Meanwhile, “the number of new cases diagnosed today in San Francisco is about two-thirds of what it was four or five days ago, which means the slope of the increase is lower than it was, which, to me, is reasonably good evidence of some flattening of the curve,” Dr. Bob Wachter, a professor and chair of the Department of Medicine at the University of California, San Francisco, told the New York Times on Tuesday. “If this thing was expanding in the way epidemics do when they’re not being mitigated or addressed, the growth [would be] exponential.”
As a result, the death toll has been doubling every seven or eight days in Washington and every four or five days in California — far slower than in New York, where it’s been doubling every two or three days. (Deaths are not a perfect measure of the virus’s spread. But they’re a far better way to compare places than confirmed cases, which reflect different levels of testing throughout the country.)

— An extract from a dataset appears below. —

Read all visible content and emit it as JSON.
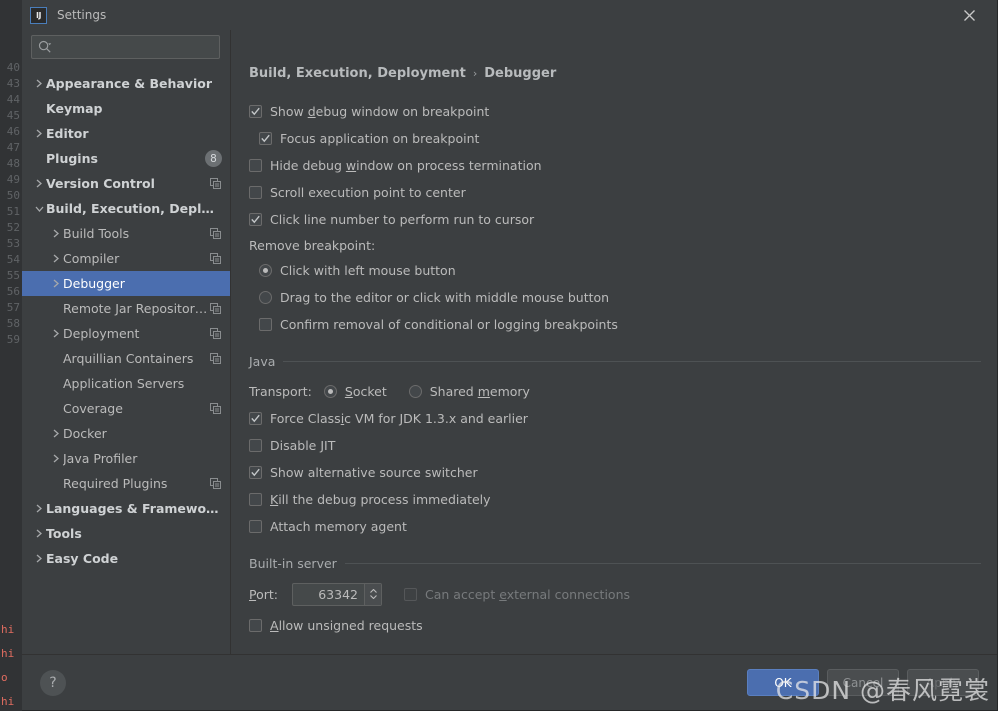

Cases will continue to rise in California and Washington, and the death toll will continue to climb. Things will get worse before they get better. But the situation on the West Coast will likely not be as bad as it would have otherwise been — or as bad as it still could be elsewhere. According to new projections, the Institute for Health Metrics and Evaluation at the University of Washington estimates that as many as 177,000 Americans may die from COVID-19 by August (again, if the country does everything right). Yet the same model says that only 11,000 of those deaths would occur in California, America’s most populous state, and that only 2,500 of them would occur in Washington (the site of America’s first outbreak). New York, by comparison, is on track to suffer 22,000 coronavirus deaths — twice as many as California and nearly 10 times as many as Washington.
Assuming its model is correct, the IHME also projects that neither California nor Washington is likely to exceed its hospital resource capacity. New York, by contrast, has already exceeded it, and is likely to continue to need many more hospital beds, intensive care beds and ventilators than it had before the pandemic.

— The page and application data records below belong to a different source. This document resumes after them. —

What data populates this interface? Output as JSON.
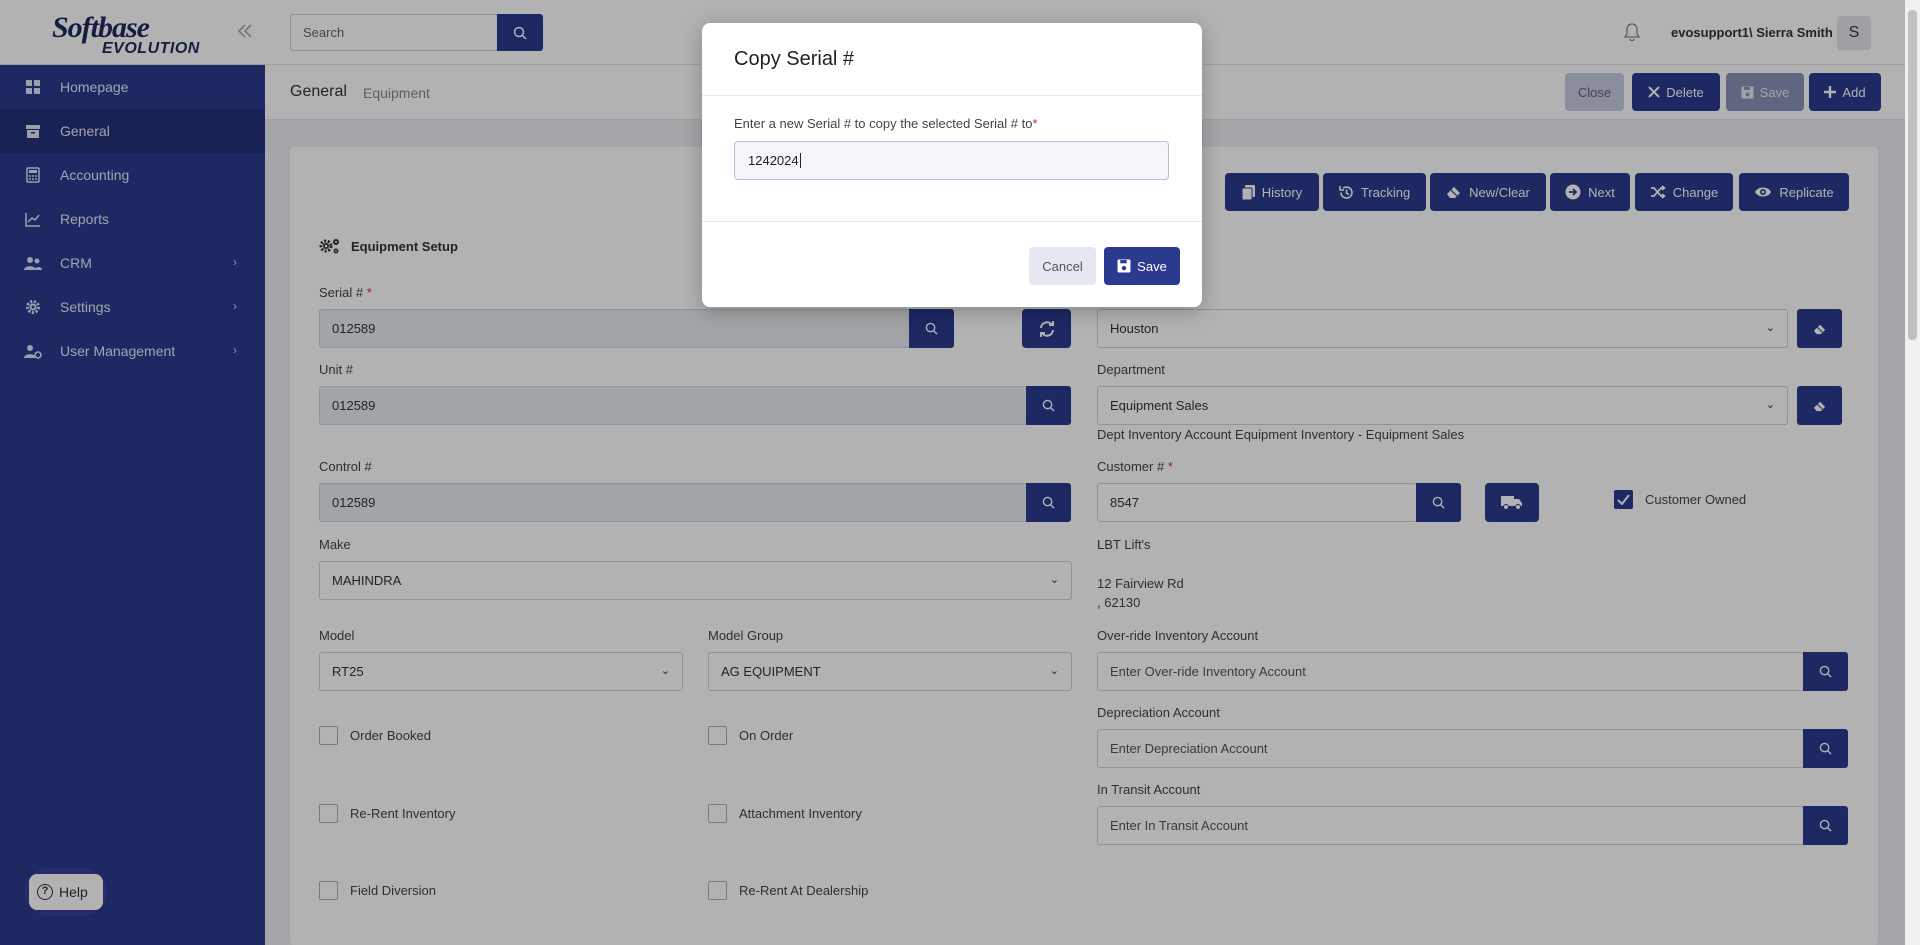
{
  "brand": {
    "line1": "Softbase",
    "line2": "EVOLUTION"
  },
  "sidebar": {
    "items": [
      {
        "label": "Homepage",
        "icon": "grid-icon"
      },
      {
        "label": "General",
        "icon": "archive-icon",
        "active": true
      },
      {
        "label": "Accounting",
        "icon": "calculator-icon"
      },
      {
        "label": "Reports",
        "icon": "chart-icon"
      },
      {
        "label": "CRM",
        "icon": "users-icon",
        "has_children": true
      },
      {
        "label": "Settings",
        "icon": "gear-icon",
        "has_children": true
      },
      {
        "label": "User Management",
        "icon": "user-gear-icon",
        "has_children": true
      }
    ]
  },
  "topbar": {
    "search_placeholder": "Search",
    "user": "evosupport1\\ Sierra Smith",
    "avatar_letter": "S"
  },
  "subheader": {
    "crumb_main": "General",
    "crumb_sub": "Equipment",
    "buttons": {
      "close": "Close",
      "delete": "Delete",
      "save": "Save",
      "add": "Add"
    }
  },
  "toolbar": {
    "history": "History",
    "tracking": "Tracking",
    "new_clear": "New/Clear",
    "next": "Next",
    "change": "Change",
    "replicate": "Replicate"
  },
  "form": {
    "section_title": "Equipment Setup",
    "serial_label": "Serial #",
    "serial_value": "012589",
    "unit_label": "Unit #",
    "unit_value": "012589",
    "control_label": "Control #",
    "control_value": "012589",
    "make_label": "Make",
    "make_value": "MAHINDRA",
    "model_label": "Model",
    "model_value": "RT25",
    "model_group_label": "Model Group",
    "model_group_value": "AG EQUIPMENT",
    "location_value": "Houston",
    "department_label": "Department",
    "department_value": "Equipment Sales",
    "dept_inventory_text": "Dept Inventory Account Equipment Inventory - Equipment Sales",
    "customer_label": "Customer #",
    "customer_value": "8547",
    "customer_owned_label": "Customer Owned",
    "customer_name": "LBT Lift's",
    "customer_address1": "12 Fairview Rd",
    "customer_address2": ", 62130",
    "override_label": "Over-ride Inventory Account",
    "override_placeholder": "Enter Over-ride Inventory Account",
    "depreciation_label": "Depreciation Account",
    "depreciation_placeholder": "Enter Depreciation Account",
    "transit_label": "In Transit Account",
    "transit_placeholder": "Enter In Transit Account",
    "checkboxes": {
      "order_booked": "Order Booked",
      "on_order": "On Order",
      "rerent_inventory": "Re-Rent Inventory",
      "attachment_inventory": "Attachment Inventory",
      "field_diversion": "Field Diversion",
      "rerent_dealership": "Re-Rent At Dealership"
    }
  },
  "modal": {
    "title": "Copy Serial #",
    "label": "Enter a new Serial # to copy the selected Serial # to",
    "required_mark": "*",
    "input_value": "1242024",
    "cancel": "Cancel",
    "save": "Save"
  },
  "help": {
    "label": "Help"
  },
  "colors": {
    "primary": "#2b3a8e",
    "sidebar": "#2b3a8e",
    "required": "#d32f2f"
  }
}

“There’s an indication that maybe all the sheltering in place and doing that early helped bend the curve here, and it might not be as bad,” Eric Holdeman, the former director of King County (Seattle) disaster management, recently explained. “And maybe we can avoid what New York is going to experience in the next 10 days to two weeks, which is going to look like Italy and look like Spain.”
The takeaway for the rest of the country is clear: Move fast, act decisively and don’t let up. (Government models released Wednesday showed that as many as 5,000 Californians could die per week if restrictions are relaxed too soon.) Several large states, including Texas, Georgia, Florida and Pennsylvania, had yet to issue statewide shelter-in-place orders as recently as Tuesday — even though deaths are doubling faster there than in California. The death tolls in Ohio, Illinois, Michigan, New Jersey and Louisiana are rising at similarly rapid rates.
In some places — such as the emerging hot spots of Detroit, Chicago, Miami, Atlanta and New Orleans — it may be too late to prevent hospitals from being overwhelmed. Everywhere else should heed the lesson of California and Washington.
“If you wait till you see it,” Birx said Tuesday, “it’s too late.”
Click here for the latest coronavirus news and updates. According to experts, people over 60 and those who are immunocompromised continue to be the most at risk. If you have questions, please reference the CDC and WHO’s resource guides.